These small moments of God’s mercy are easy to miss, easy to explain away. We find ourselves hunting for a big solution when, all along, God has been gently and quietly sowing our path with mercies, guiding our wayward feet through the dark moments of life and toward his light, using whatever comes to hand: a goofy friend, a fuzzy dog, a beautiful sunset.
God’s whispers, quiet as they may, are nevertheless words of creation, changing their hearers, who are then empowered to change the world. “Go back to Israel,” the LORD tells his servant, but on the way there you will anoint two kings and call another prophet to help you in your struggle against Israel’s idolatry. You are not alone, Elijah. There are people who will help you, and hidden amongst your enemies are 7,000 Israelites who are still fighting to live righteous lives amidst the decay and injustice of their circumstances. The war hasn’t ended. No conclusive victory has been won. But hope is once more in the air, breathed out from the mouth of God.

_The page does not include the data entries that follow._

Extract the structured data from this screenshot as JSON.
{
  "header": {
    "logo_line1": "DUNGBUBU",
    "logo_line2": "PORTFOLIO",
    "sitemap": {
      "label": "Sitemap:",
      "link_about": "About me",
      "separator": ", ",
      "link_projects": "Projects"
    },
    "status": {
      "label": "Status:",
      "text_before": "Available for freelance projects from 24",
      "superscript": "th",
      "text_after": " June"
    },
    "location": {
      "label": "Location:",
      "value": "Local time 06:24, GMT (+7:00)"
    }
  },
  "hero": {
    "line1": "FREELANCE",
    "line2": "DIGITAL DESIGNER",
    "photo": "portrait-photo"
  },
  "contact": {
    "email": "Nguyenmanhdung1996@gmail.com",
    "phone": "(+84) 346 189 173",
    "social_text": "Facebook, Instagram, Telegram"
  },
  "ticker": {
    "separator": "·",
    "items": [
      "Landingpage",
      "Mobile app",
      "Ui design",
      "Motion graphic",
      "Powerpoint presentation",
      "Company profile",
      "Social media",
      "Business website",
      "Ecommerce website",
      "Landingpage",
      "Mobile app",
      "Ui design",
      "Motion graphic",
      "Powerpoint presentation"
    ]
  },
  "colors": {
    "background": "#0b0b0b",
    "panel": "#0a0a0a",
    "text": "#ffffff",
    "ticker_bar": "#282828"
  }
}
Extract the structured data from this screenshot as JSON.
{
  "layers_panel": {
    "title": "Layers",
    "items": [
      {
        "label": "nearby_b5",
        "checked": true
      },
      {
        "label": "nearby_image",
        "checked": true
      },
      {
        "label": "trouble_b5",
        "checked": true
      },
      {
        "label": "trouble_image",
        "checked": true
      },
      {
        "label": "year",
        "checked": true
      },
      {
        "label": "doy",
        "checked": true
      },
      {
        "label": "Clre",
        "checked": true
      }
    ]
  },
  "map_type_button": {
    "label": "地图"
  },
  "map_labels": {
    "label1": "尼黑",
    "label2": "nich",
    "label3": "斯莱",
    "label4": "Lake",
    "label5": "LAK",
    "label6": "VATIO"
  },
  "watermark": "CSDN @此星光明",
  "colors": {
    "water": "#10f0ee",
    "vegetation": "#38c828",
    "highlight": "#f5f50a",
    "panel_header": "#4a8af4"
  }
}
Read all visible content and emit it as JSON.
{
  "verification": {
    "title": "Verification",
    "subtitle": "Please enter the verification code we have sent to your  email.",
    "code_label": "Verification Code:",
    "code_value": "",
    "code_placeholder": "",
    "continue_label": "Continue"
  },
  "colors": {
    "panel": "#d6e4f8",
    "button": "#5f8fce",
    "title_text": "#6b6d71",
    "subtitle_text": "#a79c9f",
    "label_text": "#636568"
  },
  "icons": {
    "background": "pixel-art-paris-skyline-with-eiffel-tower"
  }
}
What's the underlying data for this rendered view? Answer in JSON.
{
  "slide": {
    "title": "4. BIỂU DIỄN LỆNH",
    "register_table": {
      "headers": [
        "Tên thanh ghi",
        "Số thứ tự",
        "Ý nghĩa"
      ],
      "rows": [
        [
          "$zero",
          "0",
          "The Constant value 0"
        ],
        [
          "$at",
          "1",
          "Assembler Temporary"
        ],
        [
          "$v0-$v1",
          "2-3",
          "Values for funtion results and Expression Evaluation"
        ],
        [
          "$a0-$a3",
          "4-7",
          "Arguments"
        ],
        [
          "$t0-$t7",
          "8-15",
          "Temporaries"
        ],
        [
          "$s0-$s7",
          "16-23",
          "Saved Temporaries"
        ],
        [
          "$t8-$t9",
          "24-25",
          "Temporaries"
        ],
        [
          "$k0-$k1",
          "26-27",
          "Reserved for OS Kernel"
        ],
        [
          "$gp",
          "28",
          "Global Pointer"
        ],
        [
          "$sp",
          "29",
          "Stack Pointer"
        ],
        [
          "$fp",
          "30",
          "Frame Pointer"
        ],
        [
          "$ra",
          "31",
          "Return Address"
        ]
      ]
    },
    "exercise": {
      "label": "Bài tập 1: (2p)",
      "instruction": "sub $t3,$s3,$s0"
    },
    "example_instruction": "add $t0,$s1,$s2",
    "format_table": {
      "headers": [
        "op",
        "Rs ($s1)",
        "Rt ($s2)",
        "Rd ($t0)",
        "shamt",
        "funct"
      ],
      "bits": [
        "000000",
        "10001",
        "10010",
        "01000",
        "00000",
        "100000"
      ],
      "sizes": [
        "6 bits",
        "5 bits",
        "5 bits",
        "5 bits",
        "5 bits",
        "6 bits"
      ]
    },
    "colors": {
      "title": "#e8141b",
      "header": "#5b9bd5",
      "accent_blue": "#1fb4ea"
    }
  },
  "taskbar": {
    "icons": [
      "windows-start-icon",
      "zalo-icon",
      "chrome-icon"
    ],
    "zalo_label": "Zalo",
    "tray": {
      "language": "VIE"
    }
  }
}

“My God is so big, so strong and so mighty,” that sometimes he works like a drop of water on the rock, spending years carving a divot in the face of a mountain even when we know he could just snap his fingers and have it done in an instant. His gentleness may not fit our idea of getting things done. If we were in charge . . . we might say. Yet, God’s smallest miracles, his quiet voice, his steady hand, these are our companions on the way. St. Paul tells us that all who call on the name of the Lord will be saved—and I do believe that’s true, even when the saving comes and goes as quick as a flash in the dark. We are not alone. God is here to help us. AMEN.
Your comment will be posted after it is approved.
Leave a Reply.